For a couple of Christmases I was part of the NHS.UK senior leadership team. When they were making the holiday cover rota, I used to joke, “you know where I am if there’s a service design emergency”. Well I won’t be making that joke again.
We have a Slack channel where designers share weekly updates with their colleagues. Scrolling through those, I can see the scale and pace at which teams have had to replan, reprioritise, reconfigure, and regroup. It makes me so proud of the many teams at NHS Digital, and of course the wider health and care system.
The past few weeks have felt like a sprint for some of them, but we’re under no illusions that there’s also a marathon ahead. My role right now is a supporting one, and that’s as it should be. The teams have got this. I’m here to advise, remove blockers, and keep moving on business as usual so that colleagues can do their best work to help the NHS at this horrendously difficult time.
What made me proud of my colleagues this week?
- NHS.UK colleagues continuing to respond rapidly to the changing situation. With the NHS content they create now powering Google’s knowledge panels, and the website address displayed on the podium at a Prime Ministerial press conference, they are the frontline of a massive public information effort.
- The 111 Online team who have continued to iterate their coronavirus service, again in response to medical advice that changes day by day.
- All the teams and staff who have put their other work on hold to pick up urgent new commissions for brand new services that the nation is likely to need in the coming weeks.
- All the teams that are quietly getting on with their work, and planning how they will keep on collaborating in the event of further more widespread disruption.
- Our continued ability to be user-centred and open about our work. Misaki wrote about her reflections on 6 months learning to be a user researcher, David pushed an important update to make our services a little more accessible, and Tero shared some work he has been doing to untangle the terminology around services, products and platforms.
- The calmness with which senior leaders in our organisation are balancing the need to support the health and care system with new information and services, while continuing with business as usual and other important non-Covid-19 work where possible.
I do not believe this organisation could have mounted a response like this two years ago. That’s the true measure of our digital transformation: we have mature, multidisciplinary teams who can be pointed at a new problem and just run with it. Central co-ordination is key of course, but we can only move at the pace that’s now demanded of us because everyone instinctively understands the role they have to play, and knows how to operate with a high degree of aligned autonomy.

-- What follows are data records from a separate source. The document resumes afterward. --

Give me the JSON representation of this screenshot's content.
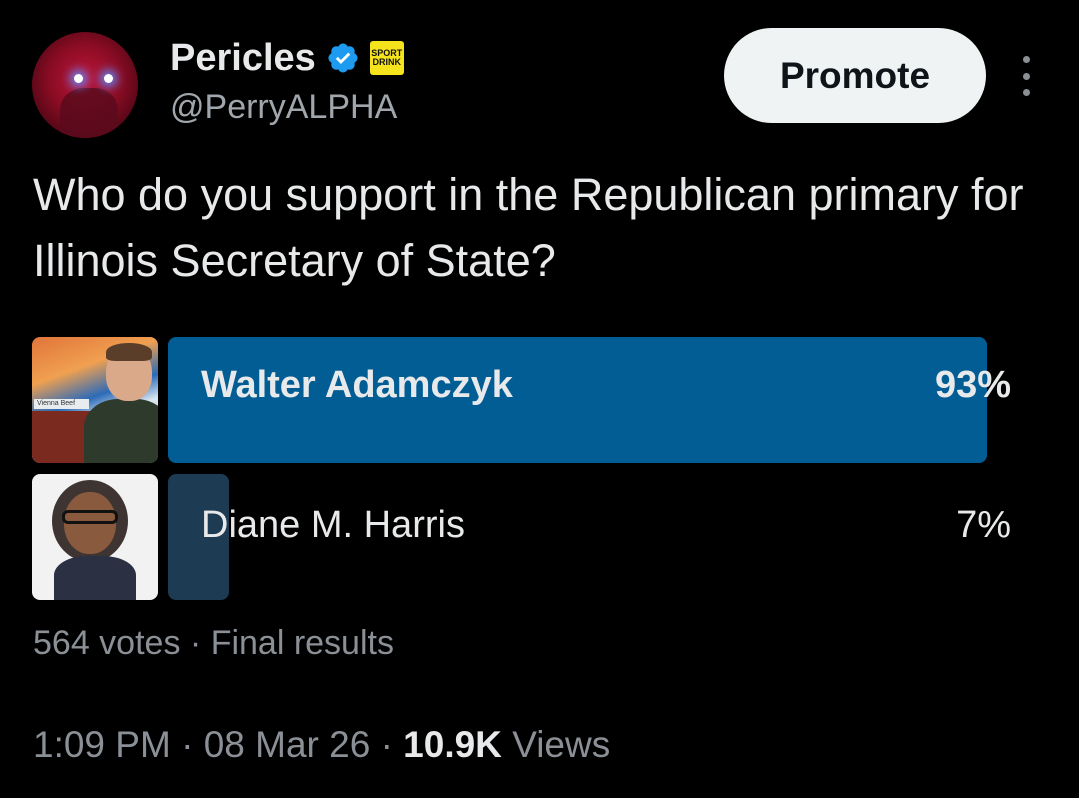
{
  "author": {
    "display_name": "Pericles",
    "handle": "@PerryALPHA",
    "verified": true,
    "affiliate_badge_text": "SPORT DRINK"
  },
  "actions": {
    "promote_label": "Promote",
    "more_icon": "more-vertical-icon"
  },
  "tweet": {
    "text": "Who do you support in the Republican primary for Illinois Secretary of State?"
  },
  "poll": {
    "options": [
      {
        "label": "Walter Adamczyk",
        "percent_text": "93%",
        "percent": 93,
        "winner": true
      },
      {
        "label": "Diane M. Harris",
        "percent_text": "7%",
        "percent": 7,
        "winner": false
      }
    ],
    "votes": "564 votes",
    "separator": "·",
    "status": "Final results"
  },
  "meta": {
    "time": "1:09 PM",
    "date": "08 Mar 26",
    "separator": "·",
    "views_count": "10.9K",
    "views_label": "Views"
  },
  "colors": {
    "background": "#000000",
    "winner_bar": "#015d93",
    "loser_bar": "#1d3b52",
    "verified": "#1d9bf0"
  }
}
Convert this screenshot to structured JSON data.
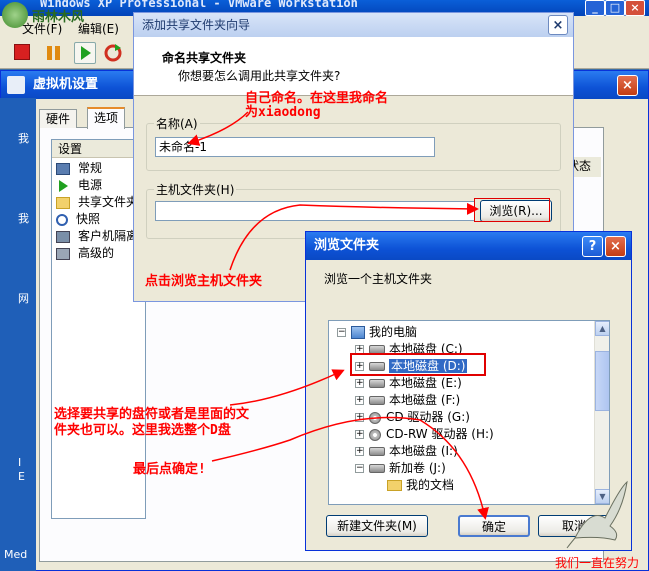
{
  "vmware": {
    "title": "Windows XP Professional - VMware Workstation",
    "menu": [
      "文件(F)",
      "编辑(E)"
    ],
    "logo_text": "雨林木风"
  },
  "settings": {
    "title": "虚拟机设置",
    "tabs": [
      "硬件",
      "选项"
    ],
    "list_header": "设置",
    "items": [
      "常规",
      "电源",
      "共享文件夹",
      "快照",
      "客户机隔离",
      "高级的"
    ],
    "right_header": "状态",
    "side_glyphs": [
      "我",
      "我",
      "网",
      "I",
      "E",
      "Med"
    ]
  },
  "wizard": {
    "title": "添加共享文件夹向导",
    "heading": "命名共享文件夹",
    "subheading": "你想要怎么调用此共享文件夹?",
    "name_label": "名称(A)",
    "name_value": "未命名-1",
    "host_label": "主机文件夹(H)",
    "host_value": "",
    "browse_button": "浏览(R)..."
  },
  "browse": {
    "title": "浏览文件夹",
    "prompt": "浏览一个主机文件夹",
    "tree": [
      {
        "label": "我的电脑",
        "icon": "computer-icon",
        "level": 0,
        "expand": "-"
      },
      {
        "label": "本地磁盘 (C:)",
        "icon": "drive-icon",
        "level": 1,
        "expand": "+"
      },
      {
        "label": "本地磁盘 (D:)",
        "icon": "drive-icon",
        "level": 1,
        "expand": "+",
        "selected": true
      },
      {
        "label": "本地磁盘 (E:)",
        "icon": "drive-icon",
        "level": 1,
        "expand": "+"
      },
      {
        "label": "本地磁盘 (F:)",
        "icon": "drive-icon",
        "level": 1,
        "expand": "+"
      },
      {
        "label": "CD 驱动器 (G:)",
        "icon": "cd-icon",
        "level": 1,
        "expand": "+"
      },
      {
        "label": "CD-RW 驱动器 (H:)",
        "icon": "cd-icon",
        "level": 1,
        "expand": "+"
      },
      {
        "label": "本地磁盘 (I:)",
        "icon": "drive-icon",
        "level": 1,
        "expand": "+"
      },
      {
        "label": "新加卷 (J:)",
        "icon": "drive-icon",
        "level": 1,
        "expand": "-"
      },
      {
        "label": "我的文档",
        "icon": "folder-icon",
        "level": 2,
        "expand": ""
      }
    ],
    "new_folder_button": "新建文件夹(M)",
    "ok_button": "确定",
    "cancel_button": "取消"
  },
  "annotations": {
    "name_note_1": "自己命名。在这里我命名",
    "name_note_2": "为xiaodong",
    "browse_note": "点击浏览主机文件夹",
    "select_note_1": "选择要共享的盘符或者是里面的文",
    "select_note_2": "件夹也可以。这里我选整个D盘",
    "ok_note": "最后点确定!",
    "signature": "我们一直在努力"
  },
  "colors": {
    "annotation": "#ff0000",
    "xp_title_blue": "#0a49c4",
    "selection": "#316ac5"
  }
}
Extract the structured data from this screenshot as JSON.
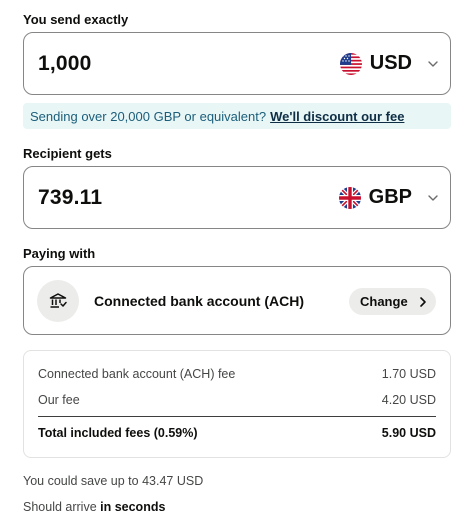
{
  "send": {
    "label": "You send exactly",
    "amount": "1,000",
    "currency": "USD",
    "flag_icon": "us-flag-icon"
  },
  "promo": {
    "text": "Sending over 20,000 GBP or equivalent?",
    "link": "We'll discount our fee"
  },
  "receive": {
    "label": "Recipient gets",
    "amount": "739.11",
    "currency": "GBP",
    "flag_icon": "uk-flag-icon"
  },
  "paying": {
    "label": "Paying with",
    "method": "Connected bank account (ACH)",
    "change_label": "Change",
    "icon": "bank-icon"
  },
  "fees": {
    "rows": [
      {
        "label": "Connected bank account (ACH) fee",
        "value": "1.70 USD"
      },
      {
        "label": "Our fee",
        "value": "4.20 USD"
      }
    ],
    "total_label": "Total included fees (0.59%)",
    "total_value": "5.90 USD"
  },
  "savings": "You could save up to 43.47 USD",
  "arrival": {
    "prefix": "Should arrive",
    "emphasis": "in seconds"
  },
  "colors": {
    "border": "#868685",
    "promo_bg": "#e8f6f6",
    "promo_text": "#1c5e7a",
    "chip_bg": "#ececea"
  }
}
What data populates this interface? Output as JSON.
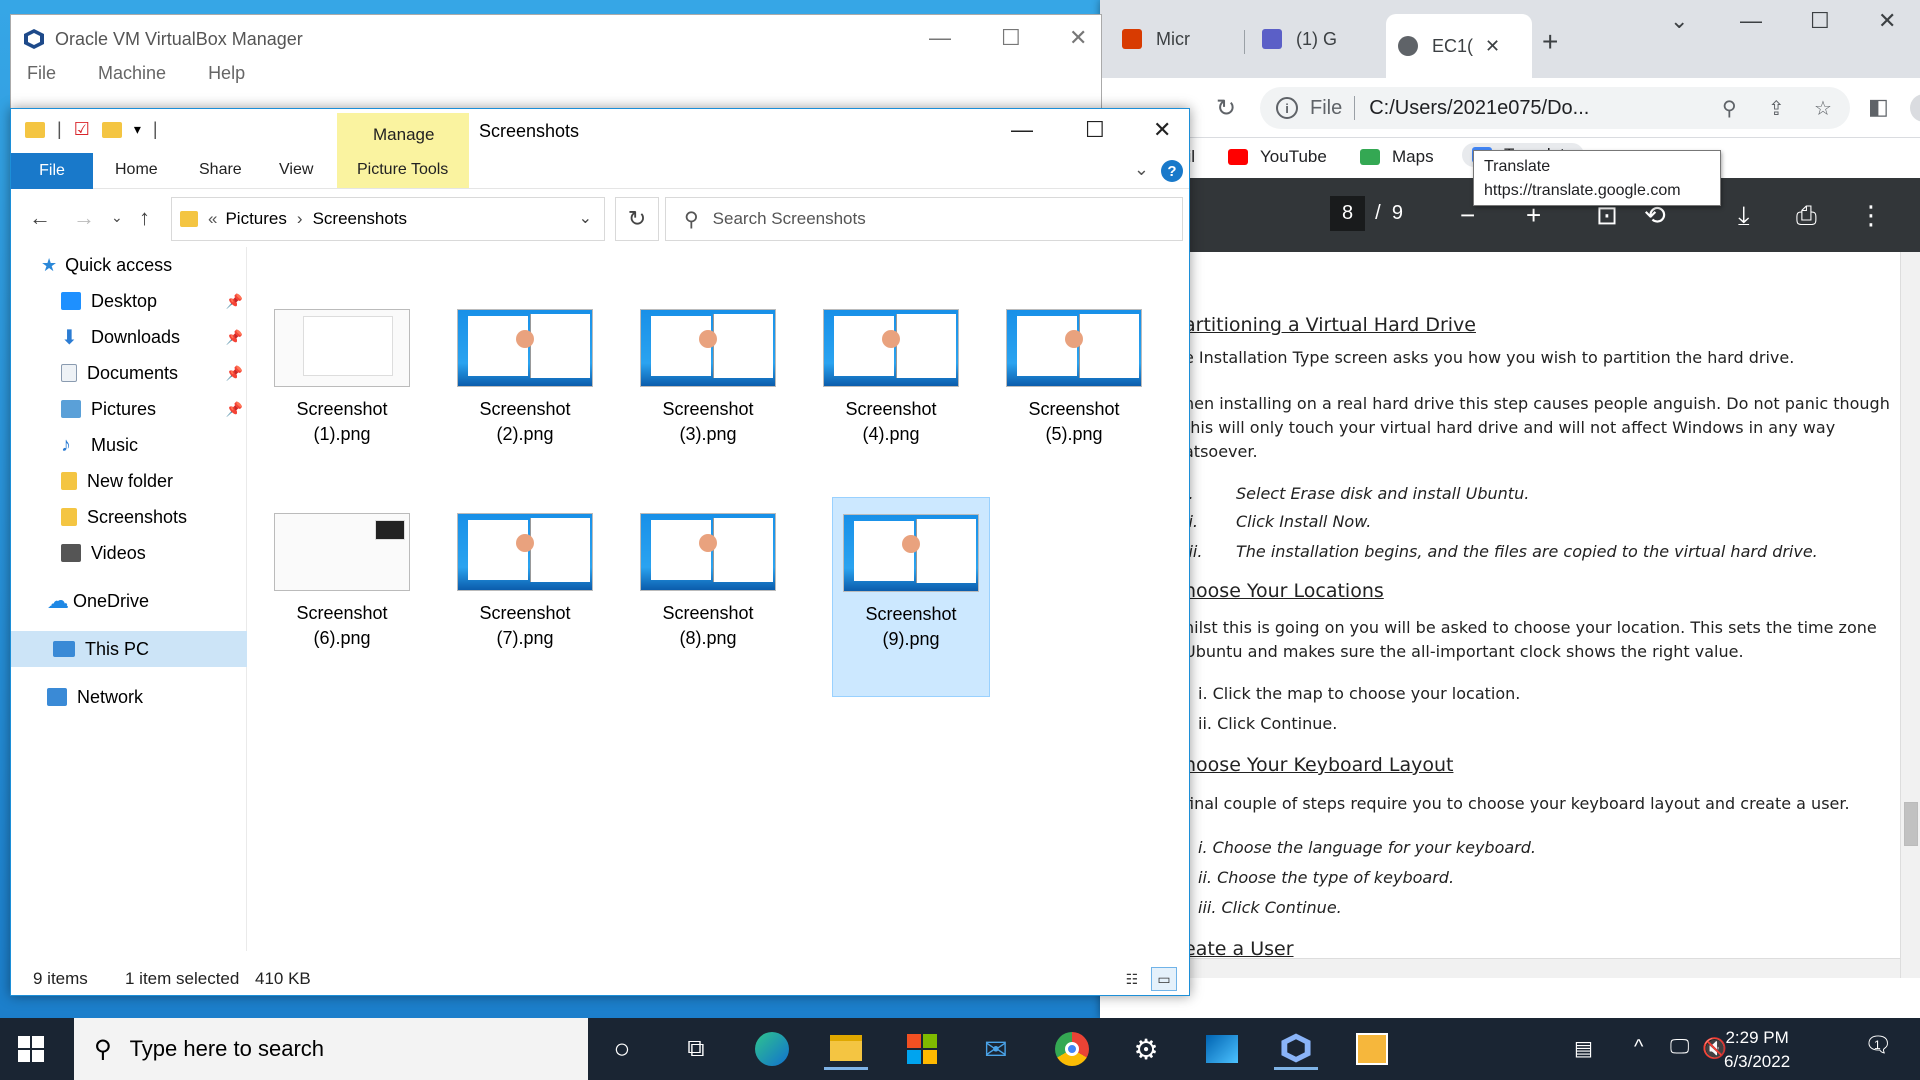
{
  "virtualbox": {
    "title": "Oracle VM VirtualBox Manager",
    "menu": [
      "File",
      "Machine",
      "Help"
    ]
  },
  "chrome": {
    "tabs": [
      {
        "label": "Micr",
        "icon": "office-icon",
        "color": "#d83b01"
      },
      {
        "label": "(1) G",
        "icon": "teams-icon",
        "color": "#5b5fc7"
      },
      {
        "label": "EC1(",
        "icon": "globe-icon",
        "color": "#5f6368"
      }
    ],
    "url_scheme": "File",
    "url": "C:/Users/2021e075/Do...",
    "bookmarks": [
      {
        "label": "ail",
        "color": "#ffffff"
      },
      {
        "label": "YouTube",
        "color": "#ff0000"
      },
      {
        "label": "Maps",
        "color": "#34a853"
      },
      {
        "label": "Translate",
        "color": "#4285f4"
      }
    ],
    "tooltip": {
      "title": "Translate",
      "url": "https://translate.google.com"
    },
    "pdf": {
      "current_page": "8",
      "total_pages": "9",
      "separator": "/",
      "content": {
        "h1": "artitioning a Virtual Hard Drive",
        "p1": "e Installation Type screen asks you how you wish to partition the hard drive.",
        "p2a": "hen installing on a real hard drive this step causes people anguish. Do not panic though",
        "p2b": " this will only touch your virtual hard drive and will not affect Windows in any way",
        "p2c": "atsoever.",
        "l1n": "i.",
        "l1": "Select Erase disk and install Ubuntu.",
        "l2n": "ii.",
        "l2": "Click Install Now.",
        "l3n": "iii.",
        "l3": "The installation begins, and the files are copied to the virtual hard drive.",
        "h2": "hoose Your Locations",
        "p3a": "hilst this is going on you will be asked to choose your location. This sets the time zone",
        "p3b": " Ubuntu and makes sure the all-important clock shows the right value.",
        "l4": "i. Click the map to choose your location.",
        "l5": "ii. Click Continue.",
        "h3": "hoose Your Keyboard Layout",
        "p4": "final couple of steps require you to choose your keyboard layout and create a user.",
        "l6": "i. Choose the language for your keyboard.",
        "l7": "ii. Choose the type of keyboard.",
        "l8": "iii. Click Continue.",
        "h4": "eate a User"
      }
    }
  },
  "explorer": {
    "manage": "Manage",
    "title": "Screenshots",
    "ribbon_tabs": [
      "File",
      "Home",
      "Share",
      "View",
      "Picture Tools"
    ],
    "breadcrumb": [
      "Pictures",
      "Screenshots"
    ],
    "breadcrumb_prefix": "«",
    "search_placeholder": "Search Screenshots",
    "nav": [
      {
        "label": "Quick access",
        "icon": "star-icon",
        "color": "#2b88d8",
        "pinned": false
      },
      {
        "label": "Desktop",
        "icon": "desktop-icon",
        "color": "#1e90ff",
        "pinned": true
      },
      {
        "label": "Downloads",
        "icon": "download-icon",
        "color": "#2b7cd3",
        "pinned": true
      },
      {
        "label": "Documents",
        "icon": "document-icon",
        "color": "#8a9bb0",
        "pinned": true
      },
      {
        "label": "Pictures",
        "icon": "pictures-icon",
        "color": "#5aa0d8",
        "pinned": true
      },
      {
        "label": "Music",
        "icon": "music-icon",
        "color": "#2b7cd3",
        "pinned": false
      },
      {
        "label": "New folder",
        "icon": "folder-icon",
        "color": "#f4c542",
        "pinned": false
      },
      {
        "label": "Screenshots",
        "icon": "folder-icon",
        "color": "#f4c542",
        "pinned": false
      },
      {
        "label": "Videos",
        "icon": "video-icon",
        "color": "#555555",
        "pinned": false
      },
      {
        "label": "OneDrive",
        "icon": "cloud-icon",
        "color": "#1e88e5",
        "pinned": false
      },
      {
        "label": "This PC",
        "icon": "computer-icon",
        "color": "#3a8ad6",
        "pinned": false
      },
      {
        "label": "Network",
        "icon": "network-icon",
        "color": "#3a8ad6",
        "pinned": false
      }
    ],
    "files": [
      {
        "line1": "Screenshot",
        "line2": "(1).png",
        "style": "light"
      },
      {
        "line1": "Screenshot",
        "line2": "(2).png",
        "style": "blue"
      },
      {
        "line1": "Screenshot",
        "line2": "(3).png",
        "style": "blue"
      },
      {
        "line1": "Screenshot",
        "line2": "(4).png",
        "style": "blue"
      },
      {
        "line1": "Screenshot",
        "line2": "(5).png",
        "style": "blue"
      },
      {
        "line1": "Screenshot",
        "line2": "(6).png",
        "style": "light"
      },
      {
        "line1": "Screenshot",
        "line2": "(7).png",
        "style": "blue"
      },
      {
        "line1": "Screenshot",
        "line2": "(8).png",
        "style": "blue"
      },
      {
        "line1": "Screenshot",
        "line2": "(9).png",
        "style": "blue",
        "selected": true
      }
    ],
    "status": {
      "count": "9 items",
      "selected": "1 item selected",
      "size": "410 KB"
    }
  },
  "taskbar": {
    "search_placeholder": "Type here to search",
    "time": "2:29 PM",
    "date": "6/3/2022",
    "notification_count": "1"
  }
}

Our product development strategy had three objectives:
- to be design and user led
- to be open and agile, and
- to have the best team
Under pressure, people have proved they can be all of those things. Did I mention I am immensely proud of them all?
What do I need to take care of?
- It’s important that everyone on the team looks after their own wellbeing, and that of their families and colleagues. No one knows how long this may last, or what may be asked of us. We need to guard against signs of fatigue and burn-out, both as individuals and in those around us.
- I was furious when I heard that a colleague had been subject to coronavirus-related racism, and proud of her for confronting her abusers. There is no place for that, especially when the abuse is directed at NHS staff.
- I’m helping with recruitment to some key roles at the moment. We need to make sure we get the right candidates for each role, and bring them on board to the organisation with the best experience possible, even if there’s a lot else going on when they arrive.
- It’s coming up to the end of the financial year, which also marks a milestone for a piece of work that’s transferring to another health and care national organisation. I need to make sure we still deal with that efficiently, and have solid plans for my user-centred design team in the next financial year.
A couple of milestones
- It’s exactly a year since I started writing weeknotes in this format. The impetus for me was that I’d just started on the NHS Leadership Academy Nye Bevan Programme. Writing weeknotes helped me to keep track of my learning, and gather evidence that I could include in my written work for the programme. I’ve finished the programme now, but the weeknoting habit seems to have stuck!
- This week, my Bevan Programme peers and I got the brilliant news that we have all officially passed the programme. After the most challenging and stretching leadership development I’ve ever done, I now get to say I have an Award in Executive Healthcare Leadership. If you’re reading this and wondering whether the programme might be right for you, I’d be very happy to chat about my experience.